Pubdate: Fri, 23 Aug 2013
Source: South Delta Leader (Delta, CN BC)
Copyright: 2013 South Delta Leader
Author: Kristine Salzmann
Cited: Sensible BC:


The movement to decriminalize marijuana possession is underfoot - and
up high. Two billboards promoting the Sensible BC campaign are now
running on Highway 99 by the Massey Tunnel, with a third on Highway 91
by the Alex Fraser Bridge.

The billboards ask those driving by to join the Sensible BC marijuana
referendum campaign and direct them to the group's website

The movement aims to collect enough signatures to launch a referendum
on how pot possession is policed in B.C. The group must gather
signatures from 10 per cent of registered voters in each of the
province's electoral districts within a 90 day period, which starts in
little over two weeks on Sept. 9.

"Right now our main focus is to register as many canvassers as
possible all around the province," Sensible BC founder and director
Dana Larsen said in a media release, adding they have currently
registered 1,000 canvassers with a goal of 5,000.

Larsen recently returned from touring towns in B.C.'s northern
interior and was on Vancouver Island when reached by phone earlier
this week. He said he will host a series of events in the Lower
Mainland soon, including South Delta, but didn't have a schedule just

Sgt. Ciaran Feenan said the Delta Police Department does not have an
official position on the movement and the group's proposed Sensible
Policing Act, which hopes to amend the BC Police Act to decriminalize
the simple possession of cannabis in B.C. and eventually work toward
legal regulation.

"Essentially, we have to enforce the laws that are currently in place,
and that would be our role," Feenan said. "Whether it be provincial or
federal our mandate is to enforce those laws, and so in terms of a
position relative to the Sensible Policing Act, we don't have one."

On Tuesday (Aug. 20), the Canadian Association of Chiefs of Police
proposed giving police the option of handing out tickets for the
illegal possession of marijuana opposed to laying criminal charges.

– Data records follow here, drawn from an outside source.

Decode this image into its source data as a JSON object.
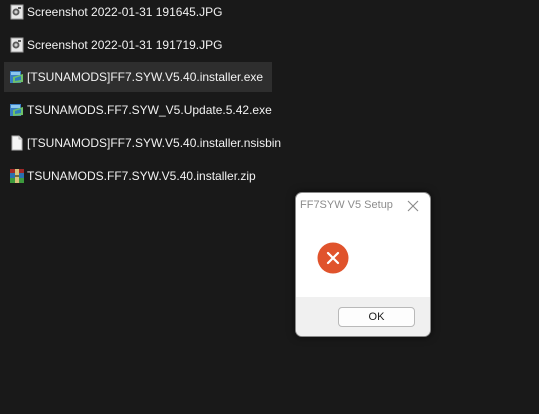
{
  "files": [
    {
      "name": "Screenshot 2022-01-31 191645.JPG",
      "icon": "jpg-image-icon"
    },
    {
      "name": "Screenshot 2022-01-31 191719.JPG",
      "icon": "jpg-image-icon"
    },
    {
      "name": "[TSUNAMODS]FF7.SYW.V5.40.installer.exe",
      "icon": "installer-exe-icon",
      "selected": true
    },
    {
      "name": "TSUNAMODS.FF7.SYW_V5.Update.5.42.exe",
      "icon": "installer-exe-icon"
    },
    {
      "name": "[TSUNAMODS]FF7.SYW.V5.40.installer.nsisbin",
      "icon": "generic-file-icon"
    },
    {
      "name": "TSUNAMODS.FF7.SYW.V5.40.installer.zip",
      "icon": "winrar-archive-icon"
    }
  ],
  "dialog": {
    "title": "FF7SYW V5 Setup",
    "icon": "error-icon",
    "ok_label": "OK"
  },
  "colors": {
    "background": "#191919",
    "selected_row": "#2e2e2e",
    "error_red": "#e0532c",
    "dialog_footer": "#f0f0f0"
  }
}
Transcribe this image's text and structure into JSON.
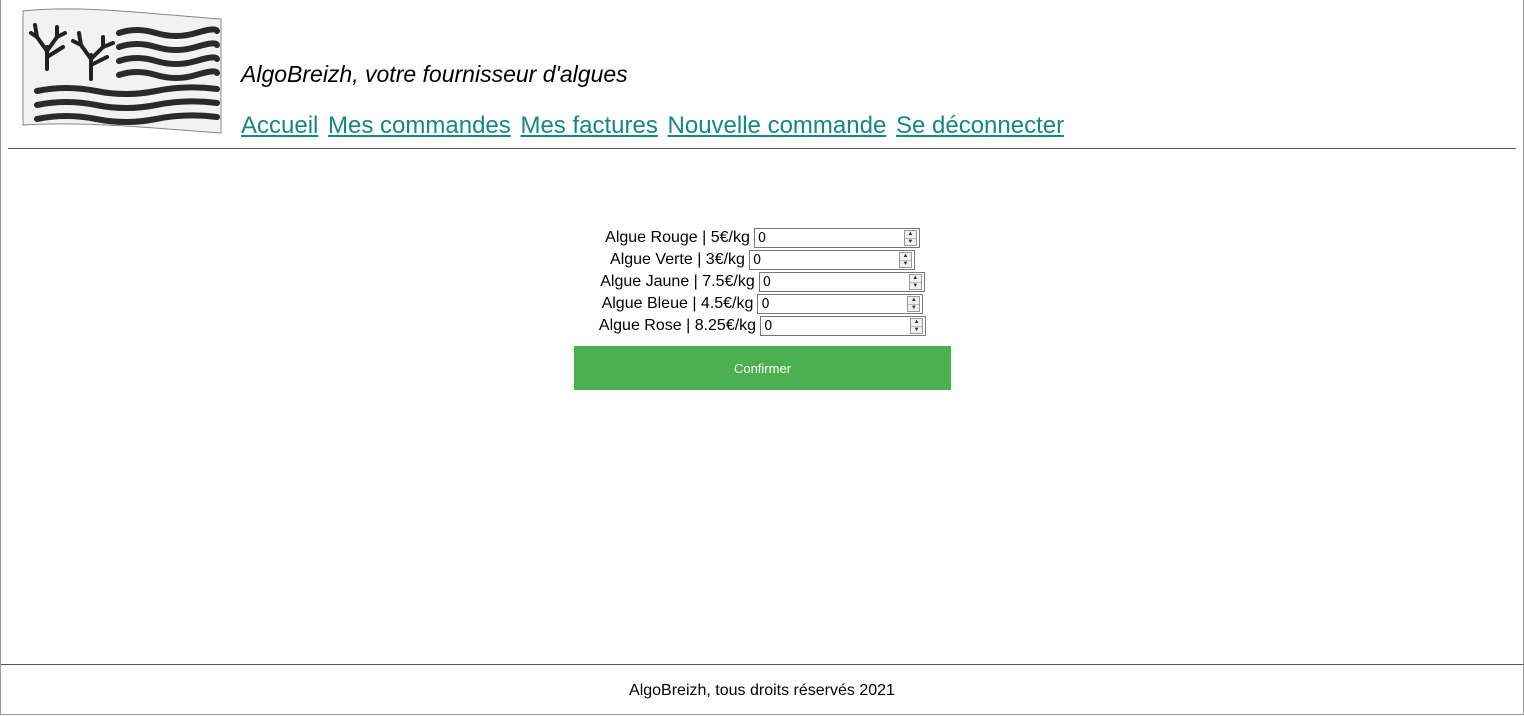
{
  "header": {
    "site_title": "AlgoBreizh, votre fournisseur d'algues",
    "nav": [
      {
        "label": "Accueil"
      },
      {
        "label": "Mes commandes"
      },
      {
        "label": "Mes factures"
      },
      {
        "label": "Nouvelle commande"
      },
      {
        "label": "Se déconnecter"
      }
    ],
    "logo_icon": "seaweed-flag-logo-icon"
  },
  "order_form": {
    "items": [
      {
        "label": "Algue Rouge | 5€/kg",
        "value": "0"
      },
      {
        "label": "Algue Verte | 3€/kg",
        "value": "0"
      },
      {
        "label": "Algue Jaune | 7.5€/kg",
        "value": "0"
      },
      {
        "label": "Algue Bleue | 4.5€/kg",
        "value": "0"
      },
      {
        "label": "Algue Rose | 8.25€/kg",
        "value": "0"
      }
    ],
    "confirm_label": "Confirmer",
    "confirm_color": "#4caf50"
  },
  "footer": {
    "text": "AlgoBreizh, tous droits réservés 2021"
  },
  "colors": {
    "link": "#168686"
  }
}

"The CACP is not in support of decriminalization or legalization of
cannabis in Canada," the CACP said in a release. "It must be
recognized, however, that under the current legislation the only
enforcement option for police when confronted with simple possession
of cannabis, is either to turn a blind eye or lay charges. The latter
ensues a lengthy and difficult process which, if proven guilty,
results in a criminal conviction and criminal record."
- ---
MAP posted-by: Matt